- Supplied data:
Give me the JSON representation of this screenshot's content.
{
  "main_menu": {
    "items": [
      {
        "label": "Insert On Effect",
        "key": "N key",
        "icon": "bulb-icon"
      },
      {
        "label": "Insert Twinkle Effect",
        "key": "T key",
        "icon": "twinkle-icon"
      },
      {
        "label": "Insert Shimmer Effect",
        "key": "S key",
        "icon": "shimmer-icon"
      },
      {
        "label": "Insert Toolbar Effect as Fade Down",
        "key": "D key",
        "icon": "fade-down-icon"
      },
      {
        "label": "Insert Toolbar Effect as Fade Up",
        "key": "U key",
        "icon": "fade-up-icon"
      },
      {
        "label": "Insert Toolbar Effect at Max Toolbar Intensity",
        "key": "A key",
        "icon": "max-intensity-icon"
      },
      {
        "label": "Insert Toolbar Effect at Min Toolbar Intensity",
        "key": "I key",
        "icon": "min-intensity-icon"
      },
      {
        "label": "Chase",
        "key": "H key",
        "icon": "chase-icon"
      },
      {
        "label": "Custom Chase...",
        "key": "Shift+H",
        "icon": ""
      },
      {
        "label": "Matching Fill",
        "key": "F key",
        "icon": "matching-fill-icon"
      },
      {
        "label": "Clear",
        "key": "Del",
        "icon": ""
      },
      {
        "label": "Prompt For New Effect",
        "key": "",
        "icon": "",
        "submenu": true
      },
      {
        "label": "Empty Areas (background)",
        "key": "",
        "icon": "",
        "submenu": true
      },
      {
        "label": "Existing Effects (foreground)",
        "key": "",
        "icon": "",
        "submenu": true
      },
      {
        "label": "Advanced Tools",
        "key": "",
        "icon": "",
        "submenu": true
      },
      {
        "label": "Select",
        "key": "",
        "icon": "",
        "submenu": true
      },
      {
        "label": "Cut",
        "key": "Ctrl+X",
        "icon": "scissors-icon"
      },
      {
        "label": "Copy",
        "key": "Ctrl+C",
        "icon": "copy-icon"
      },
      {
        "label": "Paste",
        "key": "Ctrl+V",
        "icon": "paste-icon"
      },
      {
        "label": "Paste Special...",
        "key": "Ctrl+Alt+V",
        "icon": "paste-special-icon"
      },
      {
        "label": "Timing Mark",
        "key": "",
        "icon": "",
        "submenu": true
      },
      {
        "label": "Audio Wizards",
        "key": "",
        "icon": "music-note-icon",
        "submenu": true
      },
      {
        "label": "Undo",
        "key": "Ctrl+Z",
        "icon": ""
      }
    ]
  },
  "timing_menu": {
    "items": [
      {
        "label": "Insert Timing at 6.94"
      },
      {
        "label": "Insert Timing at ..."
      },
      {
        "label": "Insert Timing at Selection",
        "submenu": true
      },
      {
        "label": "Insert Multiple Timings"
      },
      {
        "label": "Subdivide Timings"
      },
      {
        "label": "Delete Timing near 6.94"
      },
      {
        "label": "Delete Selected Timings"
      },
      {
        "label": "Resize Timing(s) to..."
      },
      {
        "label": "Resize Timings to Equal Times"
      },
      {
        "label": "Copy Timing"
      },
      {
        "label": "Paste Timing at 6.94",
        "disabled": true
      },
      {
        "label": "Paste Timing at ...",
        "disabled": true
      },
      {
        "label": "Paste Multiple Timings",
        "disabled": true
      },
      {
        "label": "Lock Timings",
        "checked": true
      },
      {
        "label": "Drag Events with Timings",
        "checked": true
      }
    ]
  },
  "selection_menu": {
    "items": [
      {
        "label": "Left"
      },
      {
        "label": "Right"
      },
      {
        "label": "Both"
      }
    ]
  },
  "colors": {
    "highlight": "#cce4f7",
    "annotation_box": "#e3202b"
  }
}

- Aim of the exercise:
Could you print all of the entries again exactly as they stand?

- Output below:
Give me the JSON representation of this screenshot's content.
{
  "main_menu": {
    "items": [
      {
        "label": "Insert On Effect",
        "key": "N key",
        "icon": "bulb-icon"
      },
      {
        "label": "Insert Twinkle Effect",
        "key": "T key",
        "icon": "twinkle-icon"
      },
      {
        "label": "Insert Shimmer Effect",
        "key": "S key",
        "icon": "shimmer-icon"
      },
      {
        "label": "Insert Toolbar Effect as Fade Down",
        "key": "D key",
        "icon": "fade-down-icon"
      },
      {
        "label": "Insert Toolbar Effect as Fade Up",
        "key": "U key",
        "icon": "fade-up-icon"
      },
      {
        "label": "Insert Toolbar Effect at Max Toolbar Intensity",
        "key": "A key",
        "icon": "max-intensity-icon"
      },
      {
        "label": "Insert Toolbar Effect at Min Toolbar Intensity",
        "key": "I key",
        "icon": "min-intensity-icon"
      },
      {
        "label": "Chase",
        "key": "H key",
        "icon": "chase-icon"
      },
      {
        "label": "Custom Chase...",
        "key": "Shift+H",
        "icon": ""
      },
      {
        "label": "Matching Fill",
        "key": "F key",
        "icon": "matching-fill-icon"
      },
      {
        "label": "Clear",
        "key": "Del",
        "icon": ""
      },
      {
        "label": "Prompt For New Effect",
        "key": "",
        "icon": "",
        "submenu": true
      },
      {
        "label": "Empty Areas (background)",
        "key": "",
        "icon": "",
        "submenu": true
      },
      {
        "label": "Existing Effects (foreground)",
        "key": "",
        "icon": "",
        "submenu": true
      },
      {
        "label": "Advanced Tools",
        "key": "",
        "icon": "",
        "submenu": true
      },
      {
        "label": "Select",
        "key": "",
        "icon": "",
        "submenu": true
      },
      {
        "label": "Cut",
        "key": "Ctrl+X",
        "icon": "scissors-icon"
      },
      {
        "label": "Copy",
        "key": "Ctrl+C",
        "icon": "copy-icon"
      },
      {
        "label": "Paste",
        "key": "Ctrl+V",
        "icon": "paste-icon"
      },
      {
        "label": "Paste Special...",
        "key": "Ctrl+Alt+V",
        "icon": "paste-special-icon"
      },
      {
        "label": "Timing Mark",
        "key": "",
        "icon": "",
        "submenu": true
      },
      {
        "label": "Audio Wizards",
        "key": "",
        "icon": "music-note-icon",
        "submenu": true
      },
      {
        "label": "Undo",
        "key": "Ctrl+Z",
        "icon": ""
      }
    ]
  },
  "timing_menu": {
    "items": [
      {
        "label": "Insert Timing at 6.94"
      },
      {
        "label": "Insert Timing at ..."
      },
      {
        "label": "Insert Timing at Selection",
        "submenu": true
      },
      {
        "label": "Insert Multiple Timings"
      },
      {
        "label": "Subdivide Timings"
      },
      {
        "label": "Delete Timing near 6.94"
      },
      {
        "label": "Delete Selected Timings"
      },
      {
        "label": "Resize Timing(s) to..."
      },
      {
        "label": "Resize Timings to Equal Times"
      },
      {
        "label": "Copy Timing"
      },
      {
        "label": "Paste Timing at 6.94",
        "disabled": true
      },
      {
        "label": "Paste Timing at ...",
        "disabled": true
      },
      {
        "label": "Paste Multiple Timings",
        "disabled": true
      },
      {
        "label": "Lock Timings",
        "checked": true
      },
      {
        "label": "Drag Events with Timings",
        "checked": true
      }
    ]
  },
  "selection_menu": {
    "items": [
      {
        "label": "Left"
      },
      {
        "label": "Right"
      },
      {
        "label": "Both"
      }
    ]
  },
  "colors": {
    "highlight": "#cce4f7",
    "annotation_box": "#e3202b"
  }
}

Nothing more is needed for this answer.